You can find a PDF of this lesson plan here.

Lesson Overview

Featured article: Centers of Progress, Pt. 22: Manchester (Industrialization) by Chelsea Follett

“As the quintessential industrial city, there is no doubt that Manchester earned its nickname,
‘the workshop of the world,’” writes Chelsea Follett in the 22nd article in the series about
cities that have shaped our world.

In this lesson, you’ll learn about the city of Manchester, England, the first center of textile
production in Great Britain as well as how industrialization there helped spark a revolution in
living standards over the past 200 years.


What do you know about the Industrial Revolution?

Use this graphic organizer to make a K/W/L chart. Fill the left column with everything you
know about the Industrial Revolution. In the middle column, write what you want to know and
any questions you may have. Leave the right column empty for now.

Next, watch this video to learn more.

Afterward, add what you learned about the Industrial Revolution to the right column on your
K/W/L chart. What are three things you learned about the Industrial Revolution that you didn’t
know before? You may also add questions to the middle column: Now that you have some more
information, what other questions do you have about the Industrial Revolution?

Questions for reading, writing, and discussion

Read the article, then answer the following questions:

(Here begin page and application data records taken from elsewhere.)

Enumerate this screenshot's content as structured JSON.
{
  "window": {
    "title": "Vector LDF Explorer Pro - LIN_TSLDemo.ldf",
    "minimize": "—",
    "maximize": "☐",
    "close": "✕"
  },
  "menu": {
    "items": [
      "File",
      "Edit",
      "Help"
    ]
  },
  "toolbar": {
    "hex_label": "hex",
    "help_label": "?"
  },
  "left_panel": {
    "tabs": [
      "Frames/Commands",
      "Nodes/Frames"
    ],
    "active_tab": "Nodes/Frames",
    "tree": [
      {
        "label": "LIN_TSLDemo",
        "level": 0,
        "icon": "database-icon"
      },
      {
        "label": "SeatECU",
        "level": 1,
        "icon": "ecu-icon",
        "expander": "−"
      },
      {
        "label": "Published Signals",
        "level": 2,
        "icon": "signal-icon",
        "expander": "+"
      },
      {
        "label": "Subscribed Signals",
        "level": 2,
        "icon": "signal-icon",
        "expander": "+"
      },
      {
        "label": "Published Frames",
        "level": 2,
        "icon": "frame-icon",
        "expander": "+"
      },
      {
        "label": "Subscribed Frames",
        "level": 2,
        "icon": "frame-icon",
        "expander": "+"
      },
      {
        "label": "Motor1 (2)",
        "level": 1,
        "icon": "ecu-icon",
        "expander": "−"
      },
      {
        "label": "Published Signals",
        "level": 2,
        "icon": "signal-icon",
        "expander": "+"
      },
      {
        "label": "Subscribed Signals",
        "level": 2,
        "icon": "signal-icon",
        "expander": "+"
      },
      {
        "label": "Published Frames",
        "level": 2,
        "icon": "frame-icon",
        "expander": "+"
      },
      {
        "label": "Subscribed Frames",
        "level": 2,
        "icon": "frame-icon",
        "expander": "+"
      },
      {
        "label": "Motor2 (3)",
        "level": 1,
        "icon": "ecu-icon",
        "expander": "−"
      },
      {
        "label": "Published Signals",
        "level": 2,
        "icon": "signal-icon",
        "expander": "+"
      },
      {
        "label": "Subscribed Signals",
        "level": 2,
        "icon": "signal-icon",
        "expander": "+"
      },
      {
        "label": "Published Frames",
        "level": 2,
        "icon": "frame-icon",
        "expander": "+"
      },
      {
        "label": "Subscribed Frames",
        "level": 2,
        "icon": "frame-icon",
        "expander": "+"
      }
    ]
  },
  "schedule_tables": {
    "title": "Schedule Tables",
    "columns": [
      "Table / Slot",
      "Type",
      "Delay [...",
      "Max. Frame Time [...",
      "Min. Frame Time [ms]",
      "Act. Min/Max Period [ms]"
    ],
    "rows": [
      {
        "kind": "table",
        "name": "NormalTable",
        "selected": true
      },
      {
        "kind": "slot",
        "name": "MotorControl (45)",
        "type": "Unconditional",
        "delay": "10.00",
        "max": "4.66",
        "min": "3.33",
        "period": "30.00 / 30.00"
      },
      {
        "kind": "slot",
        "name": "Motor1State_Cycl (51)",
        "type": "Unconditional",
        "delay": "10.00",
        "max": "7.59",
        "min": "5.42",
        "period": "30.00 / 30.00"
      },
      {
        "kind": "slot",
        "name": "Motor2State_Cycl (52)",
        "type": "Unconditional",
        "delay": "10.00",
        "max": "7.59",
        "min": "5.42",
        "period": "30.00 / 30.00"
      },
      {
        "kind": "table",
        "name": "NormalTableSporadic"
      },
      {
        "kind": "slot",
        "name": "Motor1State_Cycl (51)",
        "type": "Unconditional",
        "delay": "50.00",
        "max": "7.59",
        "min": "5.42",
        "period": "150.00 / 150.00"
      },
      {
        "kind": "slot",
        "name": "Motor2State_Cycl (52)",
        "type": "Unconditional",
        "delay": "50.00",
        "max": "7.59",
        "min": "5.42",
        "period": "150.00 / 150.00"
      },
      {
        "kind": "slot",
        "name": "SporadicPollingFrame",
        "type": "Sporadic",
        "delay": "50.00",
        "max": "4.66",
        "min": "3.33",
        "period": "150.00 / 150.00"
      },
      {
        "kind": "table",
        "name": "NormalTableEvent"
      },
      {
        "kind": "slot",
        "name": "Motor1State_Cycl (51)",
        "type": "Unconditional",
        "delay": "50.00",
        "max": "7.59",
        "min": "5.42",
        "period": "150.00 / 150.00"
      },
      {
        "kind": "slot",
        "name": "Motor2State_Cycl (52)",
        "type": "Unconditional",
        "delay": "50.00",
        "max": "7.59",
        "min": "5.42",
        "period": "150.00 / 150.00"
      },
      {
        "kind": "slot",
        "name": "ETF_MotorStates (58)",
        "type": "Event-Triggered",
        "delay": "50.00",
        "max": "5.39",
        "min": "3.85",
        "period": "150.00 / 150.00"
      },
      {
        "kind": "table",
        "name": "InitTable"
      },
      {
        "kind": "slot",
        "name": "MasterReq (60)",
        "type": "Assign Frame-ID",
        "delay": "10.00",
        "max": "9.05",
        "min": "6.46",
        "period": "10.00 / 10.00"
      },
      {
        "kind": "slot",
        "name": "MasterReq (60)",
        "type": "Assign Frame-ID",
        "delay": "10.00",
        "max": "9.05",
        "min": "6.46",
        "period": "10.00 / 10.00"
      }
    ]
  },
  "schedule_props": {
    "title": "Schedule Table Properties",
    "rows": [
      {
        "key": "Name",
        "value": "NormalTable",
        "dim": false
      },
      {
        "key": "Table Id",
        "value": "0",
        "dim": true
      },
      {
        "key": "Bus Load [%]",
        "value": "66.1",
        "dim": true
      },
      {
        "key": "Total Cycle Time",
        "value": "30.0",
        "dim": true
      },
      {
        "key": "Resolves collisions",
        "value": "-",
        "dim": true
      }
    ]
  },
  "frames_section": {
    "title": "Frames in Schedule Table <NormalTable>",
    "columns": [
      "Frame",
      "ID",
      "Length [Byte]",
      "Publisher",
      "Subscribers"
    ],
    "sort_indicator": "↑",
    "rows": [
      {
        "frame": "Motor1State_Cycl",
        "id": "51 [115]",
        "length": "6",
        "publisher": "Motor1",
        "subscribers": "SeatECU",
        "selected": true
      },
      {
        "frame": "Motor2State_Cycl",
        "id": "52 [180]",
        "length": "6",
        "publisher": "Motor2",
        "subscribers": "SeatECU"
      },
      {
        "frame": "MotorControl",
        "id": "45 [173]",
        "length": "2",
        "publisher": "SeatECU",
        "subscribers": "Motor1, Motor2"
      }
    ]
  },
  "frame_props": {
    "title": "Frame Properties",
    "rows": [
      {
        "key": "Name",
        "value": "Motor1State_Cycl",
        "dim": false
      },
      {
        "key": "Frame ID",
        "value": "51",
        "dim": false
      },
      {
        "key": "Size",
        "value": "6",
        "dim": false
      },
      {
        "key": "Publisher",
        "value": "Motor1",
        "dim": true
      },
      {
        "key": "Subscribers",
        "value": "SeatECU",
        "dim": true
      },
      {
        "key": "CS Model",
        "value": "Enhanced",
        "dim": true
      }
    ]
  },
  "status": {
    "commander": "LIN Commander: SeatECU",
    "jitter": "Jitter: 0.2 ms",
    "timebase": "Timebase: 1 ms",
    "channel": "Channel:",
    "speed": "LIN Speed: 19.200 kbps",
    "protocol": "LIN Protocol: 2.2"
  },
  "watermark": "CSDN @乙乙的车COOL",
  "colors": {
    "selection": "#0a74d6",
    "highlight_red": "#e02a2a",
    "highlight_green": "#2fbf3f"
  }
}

  • Recognize cause and effect. According to the article, what was the pivotal moment of theIndustrial Revolution—the key innovation that allowed the spinning and weaving of textiles at a much greater speed?
  • Use prior knowledge. Why did so many British workers leave the countryside to seek factory work in cities like Manchester despite the difficult industrial working conditions?
  • Describe change over time. How had Manchester evolved by 1850? Cite at least three pieces of evidence from the article that show the transformation of the city between from 1760-1850.
  • Evaluate a source. Compare the points of view of two of the primary sources cited in the article: the description of Manchester by British civil servant Johann May, and the depiction of urban living conditions by communist writer Friedrich Engels. How did each writer’s perspective shape their choice of subject matter and their descriptions of what they saw in Manchester?
  • Study the hockey-stick chart. In your opinion, what have been some of the greatest benefits that we enjoy now compared to those living in pre-industrial societies? Give evidence from the chart and the article to support your argument.
  • The author, Chelsea Follett writes, “Ironically, Marx and Engels’ goals of shorter work-days and higher incomes have been achieved within a market economy.” How have industrialized societies been able to achieve these goals? And why did Communist governments fail to do so?
  • What else have you learned about the Industrial Revolution that you can add to the right column of your K/W/L chart?

Extension Activity/Homework

Go to YouTube. Search for an appropriate video about one of the key themes or terms in the
article. For example, Manchester, spinning jenny, water frame, spinning mule, or hockeystick chart. Copy the share link.

Go to Edpuzzle . Sign up for an account if you don’t have one. Paste the video’s share link in
the “Search content…” field. Click Edit > Questions. Insert at least three questions during the
video. The questions may be multiple-choice or open-ended. Then insert at least one note as
well. Click Finish.

Share your EdPuzzle video with your teacher and classmates by clicking “Share preview.”
Note: In a future lesson or for additional homework/extension activity, you may wish to have
partners share their Edpuzzle videos and/or assign student Edpuzzle videos to the class.